Several hypotheses are proposed to explain the evolution of the sphyrnid cephalofoil but few have been empirically tested. Some suggest the cephalofoil acts like a canard to provide hydrodynamic lift and increase maneuvering capabilities. Another hypothesis is that the cephalofoil functions in prey manipulation. Other hypotheses involve potential advantages of spacing sensory structures across the surface or at the lateral ends of the cephalofoil. Another such hypothesis is that pores in the laterally expanded sphyrnid cephalofoil (shark's head) provide an electrosensory capability that maximizes search area coverage to increase the opportunity to detect food sources.

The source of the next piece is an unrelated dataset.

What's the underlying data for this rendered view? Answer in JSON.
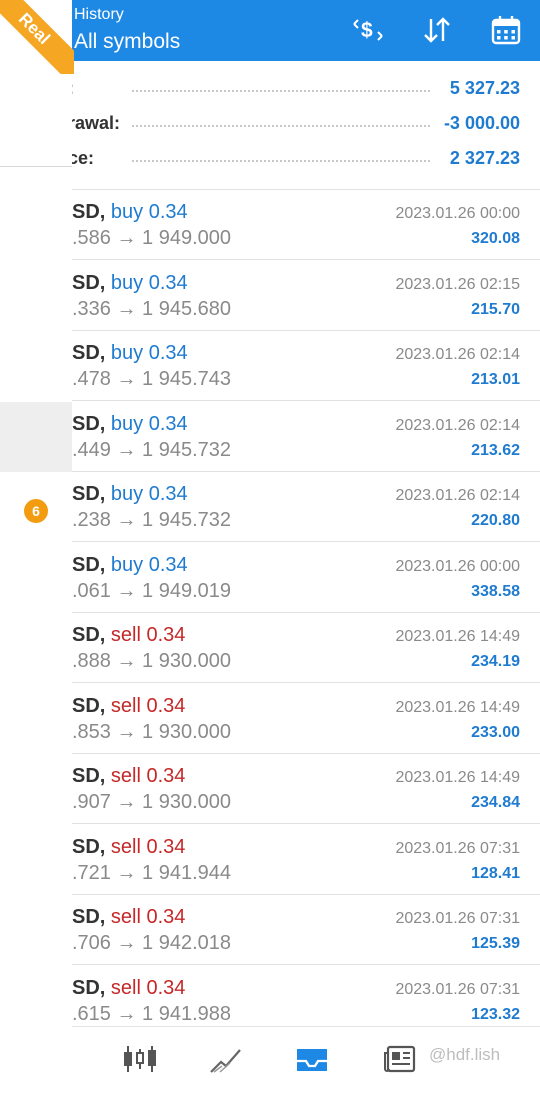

One of the nation's leading authors in hammerhead shark physiology has authored three studies that provide insight into these hypotheses. Stephen M. Kajiura, from the Department of Zoology and Hawaii Institute of Marine Biology, University of Hawaii at Manoa, Kaneohe, HI, the researcher behind "Head Morphology and Electrosensory Pore Distribution of Carcharhinid and Sphyrnid Sharks," originally published in Environmental Biology of Fishes 61: 125133, 2001; "Maneuvering In Carcharhinid And Sphyrnid Sharks: The Role And Non-Roll of the Hammerhead Shark Cephalofoil" (coauthored by Jesica B. Forni and Adam P. Summers) and Electroreception in Juvenile Scalloped Hammerhead and Sandbar Sharks" (with Kim Holland) Dr. Kajiura will summarize
Contact: Donna Krupa
American Physiological Society